By: Ringo Bones
Maybe its just because I’m a loud electric guitar music kind of guy or was it the glut of entry-level hi-fi loudspeakers during the 1990s that got “best-buy” status - -i.e. the doped paper-coned Mission 731 LE back in 1995 - when they were equipped with paper-coned loudspeakers that fueled the prejudice in me and thousands of others in our first-hand auditions that the paper-coned hi-fi loudspeakers are the best of its kind. To avoid being accused of being economical with the truth, paper-coned loudspeakers have their own share of nasties – i.e. cone break-up at high listening levels can result in a tonal coloration which can jar the senses. But given that other alternatives – i.e. mineral-filled polypropylene, high-definition Aerogel, Kevlar, carbon fiber, aluminum and magnesium metal cones and even diamond coated ones – are not entirely free from coloration and are somewhat pricey, does this mean that paper-coned loudspeakers have a unassailable cost advantage from an engineering standpoint too?
Influential personalities in the field of hi-fi equipment design and the contemporary music industry all have their share of praises for the paper-coned loudspeaker. Back in 1994, Ken Ishiwata – chief engineer of Marantz – tells the hi-fi press at large that the best way to treat paper cones for use in hi-fidelity loudspeakers is to soak it in oil for 48 hours to give it a gorgeous tone and dark inter-transient silences.

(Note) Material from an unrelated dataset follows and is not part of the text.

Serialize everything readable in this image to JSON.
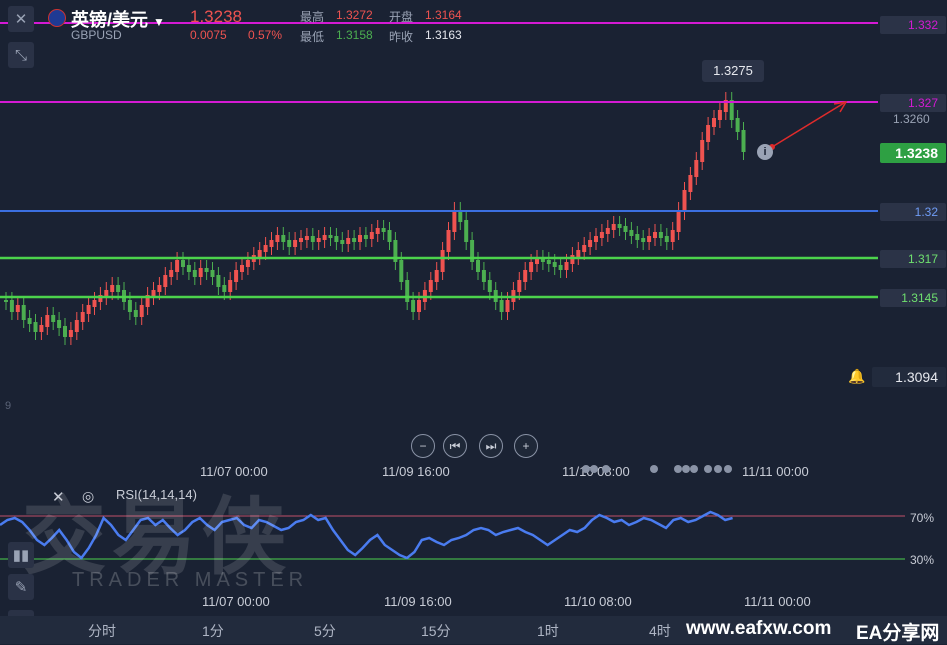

But the process of manufacturing Ken Ishiwata’s oil-impregnated low tonal coloration paper-coned hi-fi loudspeaker is definitely not a technique that lends itself well to contemporary mass production.
In the loud electric guitar playing world, guitar god Yngwie Malmsteen has a now-famous “tone testament” on the paper-coned Celestion G12T-75 electric guitar speaker saying that it compliments the violin-like tone and feel of his guitar playing. Malmsteen also says that he has used Celestions ever since the early days of his guitar playing career in Sweden.
And famed High End hi-fi equipment manufacturer - Yamamura Churchill - uses a rare paper sourced from select hand-made bamboo pulp from Japan on the cones of their top of the line loudspeakers. The “reign” of the paper-coned hi-fi loudspeaker could ultimately blamed on the seemingly immortal runaway popularity of loud electric guitar music of hard rock and heavy metal music, don’t you agree?